I think it’s funny how people my age, and I mean exactly my age, are offended when I reference myself as fifty. I’m not fifty, I’m forty-eight, but really, at this point, what’s the difference? Two years! I’m told in squeaky voices of denial.
So, I’m not fifty. But I’m still getting old. I’ve been wearing the same style of Levi’s for more than twenty years now. When you can count things like the pants you wear in decades, you’re old. Although the construction of the jeans may have changed, 81% Cotton, 17% Polyester, 2% Elastane, I don’t think the cut has. (Did we even have Elastane in our jeans pre Y2K?) These are not high-waisted with elastic bands. These are the same 505’s I wore when I was 28, hardly old, right?
I do not own “Mom Jeans.” It’s a look I’ve grown into despite my arrested sense of style. The fault lies squarely with my “Mom Butt.” (pun intended)

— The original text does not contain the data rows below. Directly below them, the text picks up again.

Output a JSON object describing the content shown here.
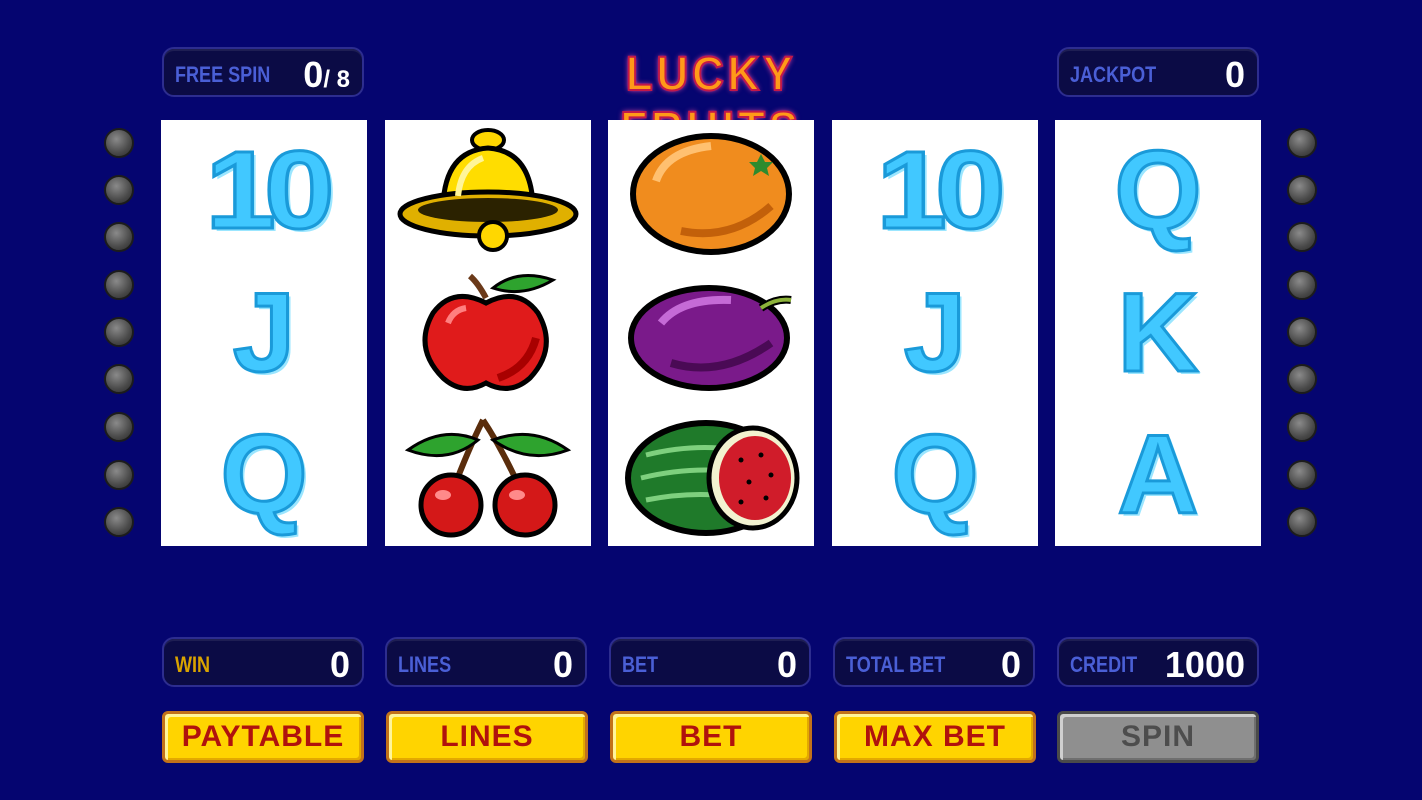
{
  "title": "LUCKY FRUITS",
  "top_panels": {
    "free_spin": {
      "label": "FREE SPIN",
      "value": "0",
      "total": "/ 8"
    },
    "jackpot": {
      "label": "JACKPOT",
      "value": "0"
    }
  },
  "reels": [
    [
      "10",
      "J",
      "Q"
    ],
    [
      "bell-icon",
      "apple-icon",
      "cherry-icon"
    ],
    [
      "orange-icon",
      "plum-icon",
      "watermelon-icon"
    ],
    [
      "10",
      "J",
      "Q"
    ],
    [
      "Q",
      "K",
      "A"
    ]
  ],
  "stats": {
    "win": {
      "label": "WIN",
      "value": "0"
    },
    "lines": {
      "label": "LINES",
      "value": "0"
    },
    "bet": {
      "label": "BET",
      "value": "0"
    },
    "total_bet": {
      "label": "TOTAL BET",
      "value": "0"
    },
    "credit": {
      "label": "CREDIT",
      "value": "1000"
    }
  },
  "buttons": {
    "paytable": "PAYTABLE",
    "lines": "LINES",
    "bet": "BET",
    "max_bet": "MAX BET",
    "spin": "SPIN"
  },
  "colors": {
    "background": "#050570",
    "reel_letter": "#41c8ff",
    "button_yellow": "#ffd400",
    "button_disabled": "#8f8f8f",
    "win_label": "#d9a300"
  }
}
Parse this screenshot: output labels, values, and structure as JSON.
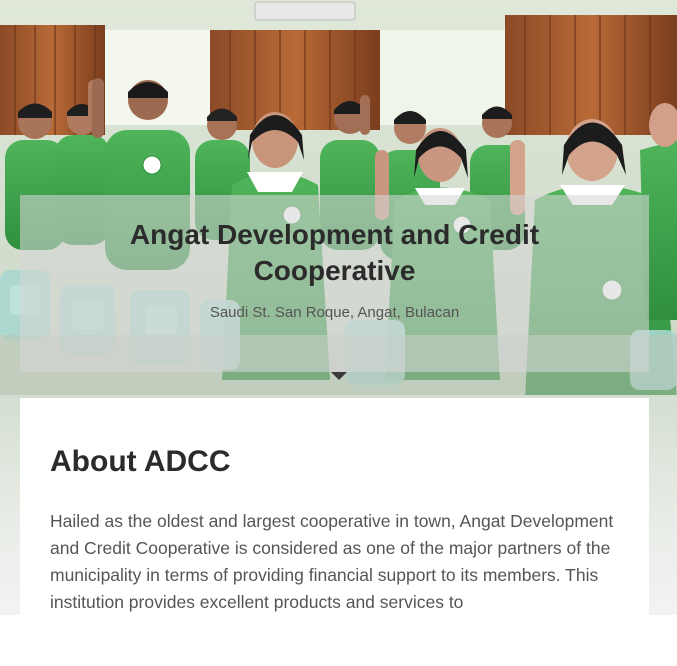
{
  "hero": {
    "title": "Angat Development and Credit Cooperative",
    "address": "Saudi St. San Roque, Angat, Bulacan"
  },
  "about": {
    "heading": "About ADCC",
    "body": "Hailed as the oldest and largest cooperative in town, Angat Development and Credit Cooperative is considered as one of the major partners of the municipality in terms of providing financial support to its members. This institution provides excellent products and services to"
  },
  "colors": {
    "uniform_green": "#3fa34d",
    "card_overlay": "#d6d6d6",
    "heading_text": "#2b2b2b",
    "body_text": "#555555"
  }
}
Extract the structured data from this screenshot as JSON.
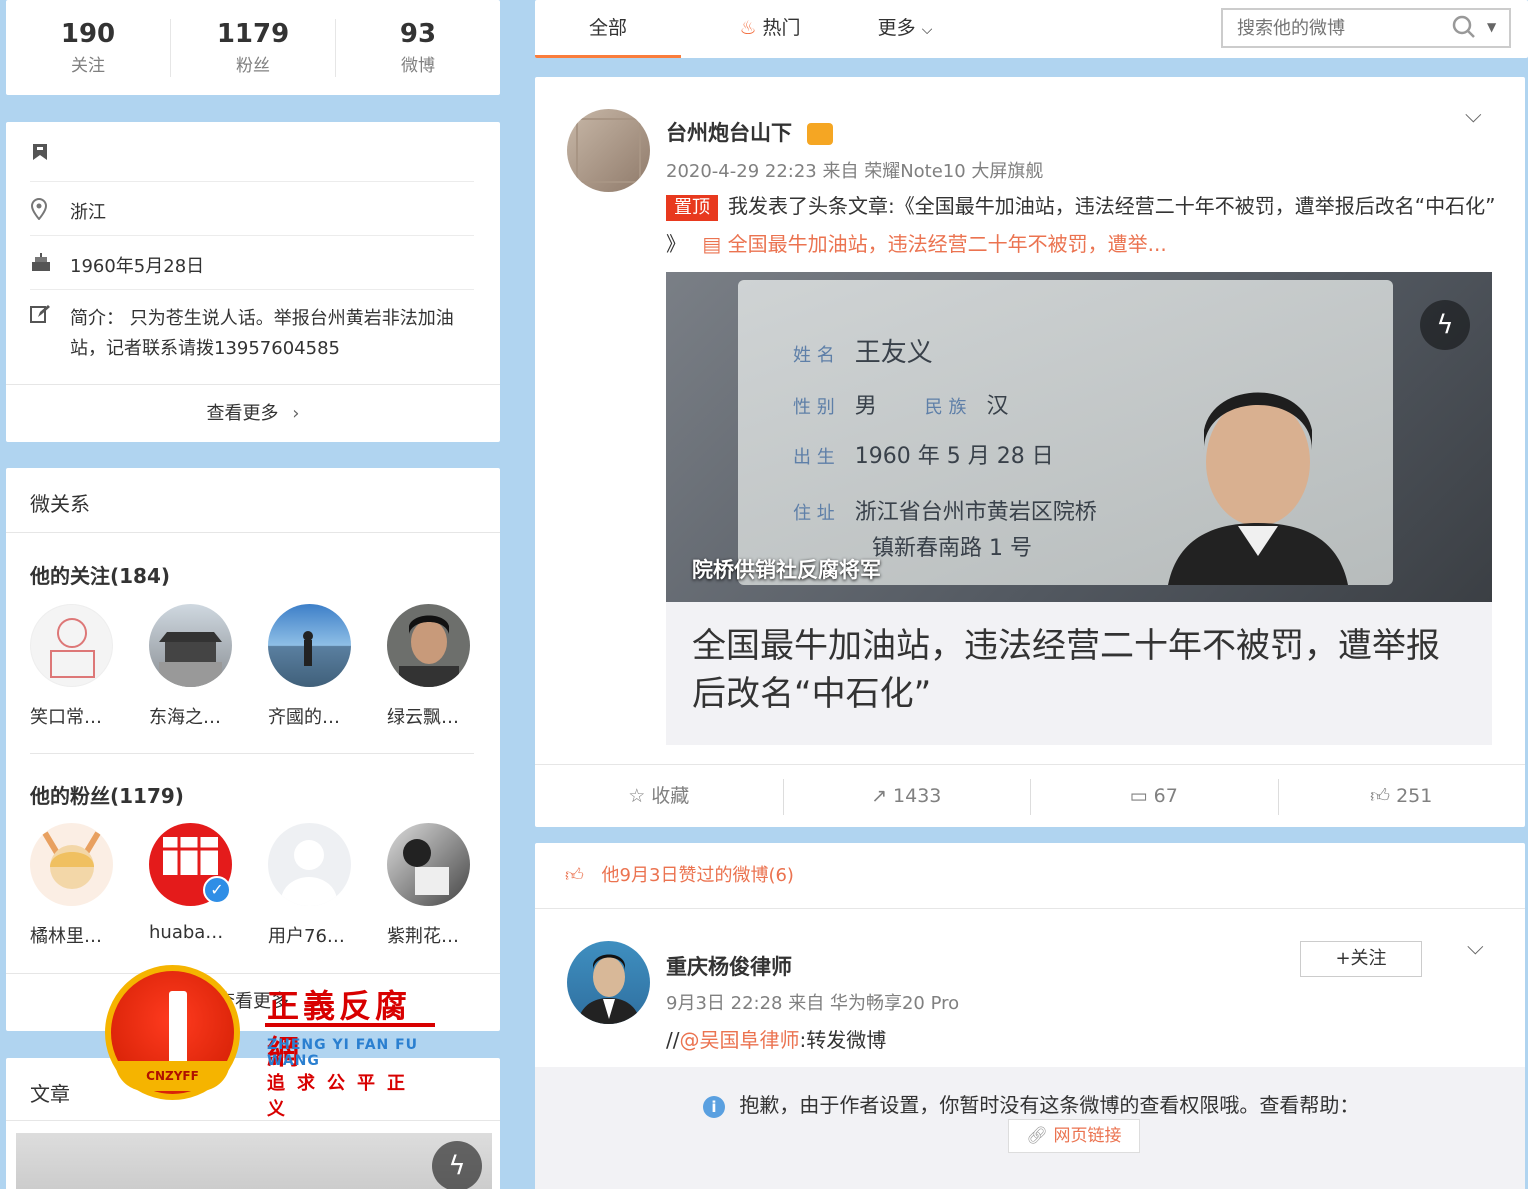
{
  "stats": [
    {
      "num": "190",
      "label": "关注"
    },
    {
      "num": "1179",
      "label": "粉丝"
    },
    {
      "num": "93",
      "label": "微博"
    }
  ],
  "profile": {
    "location": "浙江",
    "birthday": "1960年5月28日",
    "bio": "简介： 只为苍生说人话。举报台州黄岩非法加油站，记者联系请拨13957604585",
    "more": "查看更多"
  },
  "relations": {
    "title": "微关系",
    "following_head": "他的关注(184)",
    "following": [
      "笑口常…",
      "东海之…",
      "齐國的…",
      "绿云飘…"
    ],
    "fans_head": "他的粉丝(1179)",
    "fans": [
      "橘林里…",
      "huaba…",
      "用户76…",
      "紫荆花…"
    ],
    "more": "查看更多"
  },
  "articles": {
    "title": "文章"
  },
  "watermark": {
    "title": "正義反腐網",
    "pinyin": "ZHENG YI FAN FU WANG",
    "slogan": "追求公平正义",
    "badge": "CNZYFF"
  },
  "tabs": {
    "all": "全部",
    "hot": "热门",
    "more": "更多"
  },
  "search": {
    "placeholder": "搜索他的微博"
  },
  "post1": {
    "user": "台州炮台山下",
    "meta": "2020-4-29 22:23 来自 荣耀Note10 大屏旗舰",
    "pin": "置顶",
    "text": "我发表了头条文章:《全国最牛加油站，违法经营二十年不被罚，遭举报后改名“中石化” 》",
    "link": "全国最牛加油站，违法经营二十年不被罚，遭举...",
    "id_fields": {
      "name_k": "姓 名",
      "name_v": "王友义",
      "sex_k": "性 别",
      "sex_v": "男",
      "eth_k": "民 族",
      "eth_v": "汉",
      "birth_k": "出 生",
      "birth_v": "1960 年 5 月 28 日",
      "addr_k": "住 址",
      "addr_v1": "浙江省台州市黄岩区院桥",
      "addr_v2": "镇新春南路 1 号"
    },
    "caption": "院桥供销社反腐将军",
    "article_title": "全国最牛加油站，违法经营二十年不被罚，遭举报后改名“中石化”",
    "actions": {
      "fav": "收藏",
      "repost": "1433",
      "comment": "67",
      "like": "251"
    }
  },
  "post2": {
    "liked_label": "他9月3日赞过的微博(6)",
    "user": "重庆杨俊律师",
    "follow": "+关注",
    "meta": "9月3日 22:28 来自 华为畅享20 Pro",
    "text_prefix": "//",
    "mention": "@吴国阜律师",
    "text_suffix": ":转发微博",
    "notice": "抱歉，由于作者设置，你暂时没有这条微博的查看权限哦。查看帮助：",
    "web_link": "网页链接"
  }
}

It’s an optical illusion. As we age, we settle. My butt is lower, sinking into the seat of my pants, making it appear as if my waist were higher. Yes, there’re a handful of lucky “old” moms that don’t develop a hippy square backside. Or a generous front side. Of course there are some pushing fifty that still have a discernible waist not flanked by upper and/or lower bellies. Those without saddle bags to fill out the fabric in new and surprising places. Moms who eat right and exercise, sure, but mostly have genetics, surgery, and adoption to thank.
We gave birth! We grew and then passed tiny humans! Sometimes more than once! Trust me, that effs a body up– weighs it down, spreads it out.
Got breasts? Got breasts where they’re supposed to be? That’s a trick question. Wherever your breasts are is where they’re supposed to be. Once again, aging, birthing, and gravity have effed us up. Harder to be judgmental of those old ladies mall-walking with their boobs tucked into the top of their Mom Jeans now, isn’t it?
C’mon, we are the hippest generation of fiftyish ever. We do not intentionally buy “Mom Jeans.” And of course we’d prefer our boobs were higher and didn’t end up in our armpits when we lay on our backs. We want to be young, to be firm, to look cool, to strap in and shape up. To a certain extent, we can’t help the fit or the fall, the droop or the drag. We’ve earned this figure by procreating and living long. May all women be so lucky.
Next time, Aging Tales will discuss three inch cheek hairs and Grandma Fu Manchus.
Kidding! I’m only